Buyers of Russian oil are demanding ever wider discounts on Brent crude oil. Last year, the rebates cost Moscow an estimated $50 billion, according to the Kyiv School of Economics, or 12% of its projected revenue. The spread between the price of Brent and Urals, Russia’s leading blend, is now 10 times larger at $30-$35 than it was before the invasion last February.
Urals fell after the $60-a-barrel cap was imposed on Dec. 5 and is currently trading at $44 — about 48 percent below Brent, according to energy data provider Argus. It is also well below the $70 level used as the basis for Russia’s 2023 budget, which forecasts a deficit of 2 percent of GDP.
“This enlargement is the result of the union of the EU [ban on Russian oil shipments], which is a major factor, and the oil cap,” said Ben Cahill, senior fellow at the US-based Center for Strategic and International Studies. “Even if the volume of Russian exports increased, it would not be a big problem [for the west]. They are getting what they wanted: a well-supplied market with Russia, which has lower incomes,” he added.
“The few remaining important importers, such as India and China, have a lot of market power,” added Georg Zachmann, a senior fellow at the Bruegel think tank in Brussels.
This combination makes the Kremlin an estimated 160 million euros a day studies Center for Energy and Clean Air Research (CREA) based in Helsinki.
CREA estimates that Russia’s earnings from fossil fuel exports fell 17 percent month-on-month in December to the lowest level since last February. The finance ministry reports a 7.5 percent rise in oil and gas revenues over the same period, reflecting a 20 percent loss in the ruble’s value last month and a windfall tax on Gazprom.
Russia’s 2023 budget projects a 23 percent drop in all oil and gas revenues compared to 2022, while the Kyiv School of Economics (KSE) predicts the drop could be double that.
Based on Treasury data, if oil output falls 7-8 percent from 2022 levels, which Novak says is possible, and the average price of the Urals is $50 a barrel, Russia will lose 23 percent of its projected oil and gas revenues. for 2023. If Ural averages $35, it will face a 45 percent deficit.
Earnings could take another hit when a separate G7 ban on refined petroleum products takes effect next month. China and India prefer to buy cheaper Russian oil to refine at their own plants. Therefore, it will be difficult for Russia to find new markets for kerosene, diesel and other products, even at a lower price, said Katona from Kpler.

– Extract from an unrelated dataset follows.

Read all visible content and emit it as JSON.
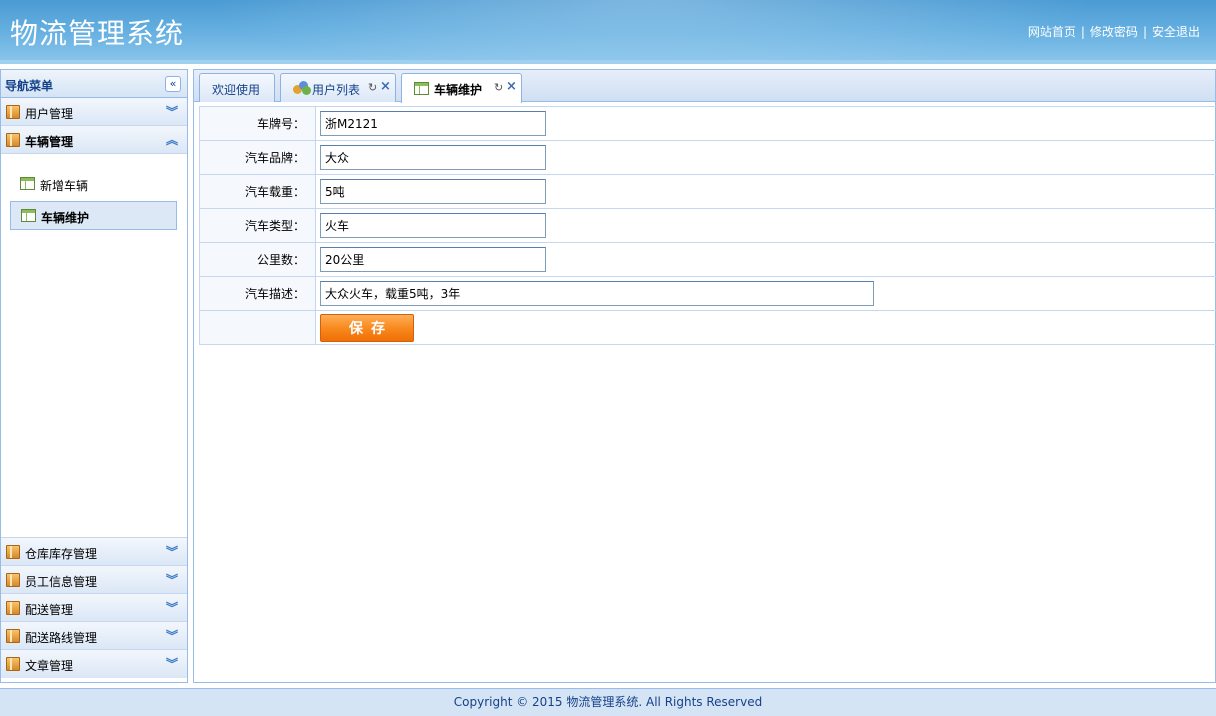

Russia also admitted last week that there was a “risk” of lower-than-expected gas exports, although gas provides only a fraction of oil revenues.
Despite the challenging outlook, declining revenues will not necessarily limit Putin’s ability to wage war.
If 2023 is in line with forecasts, Russia can cover losses and finance the conflict at the planned level. It will continue to borrow internally, mainly from state-owned banks, and withdraw money from its $148 billion investment fund, including by selling Chinese renminbi holdings.
Renminbi selling began on January 13 to cover an expected shortfall in oil and gas revenues of Rbs 54.5 billion ($798 million) this month. Moscow has sufficient renminbi reserves for several years of such interventions, Sberbank CIB analysts wrote.
In the likely event that revenues are lower and, as in 2022, spending is higher than planned, Russia will either have to increase borrowing, continue using the fund — something Putin is reluctant to do — or cut spending on economic development and infrastructure, as e.g. previous difficult times, said Alexandra Prokopenko, a former representative of the central bank.
But with the war in Ukraine a major focus of Kremlin policymaking, military spending — which accounts for nearly a third of spending in 2023 — will be the last to suffer any damage, she said.